Interface dataset entries
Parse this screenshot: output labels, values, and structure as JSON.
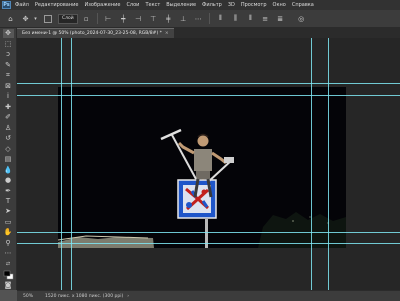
{
  "menubar": {
    "logo": "Ps",
    "items": [
      "Файл",
      "Редактирование",
      "Изображение",
      "Слои",
      "Текст",
      "Выделение",
      "Фильтр",
      "3D",
      "Просмотр",
      "Окно",
      "Справка"
    ]
  },
  "options": {
    "layer_select": "Слой"
  },
  "document_tab": {
    "title": "Без имени-1 @ 50% (photo_2024-07-30_23-25-08, RGB/8#) *",
    "close": "×"
  },
  "status": {
    "zoom": "50%",
    "info": "1520 пикс. x 1080 пикс. (300 ppi)"
  },
  "colors": {
    "accent_guides": "#7fe8f3",
    "workspace": "#262626",
    "panel": "#3c3c3c"
  }
}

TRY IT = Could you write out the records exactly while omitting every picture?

SOLUTION =
Parse this screenshot: output labels, values, and structure as JSON.
{
  "menubar": {
    "logo": "Ps",
    "items": [
      "Файл",
      "Редактирование",
      "Изображение",
      "Слои",
      "Текст",
      "Выделение",
      "Фильтр",
      "3D",
      "Просмотр",
      "Окно",
      "Справка"
    ]
  },
  "options": {
    "layer_select": "Слой"
  },
  "document_tab": {
    "title": "Без имени-1 @ 50% (photo_2024-07-30_23-25-08, RGB/8#) *",
    "close": "×"
  },
  "status": {
    "zoom": "50%",
    "info": "1520 пикс. x 1080 пикс. (300 ppi)"
  },
  "colors": {
    "accent_guides": "#7fe8f3",
    "workspace": "#262626",
    "panel": "#3c3c3c"
  }
}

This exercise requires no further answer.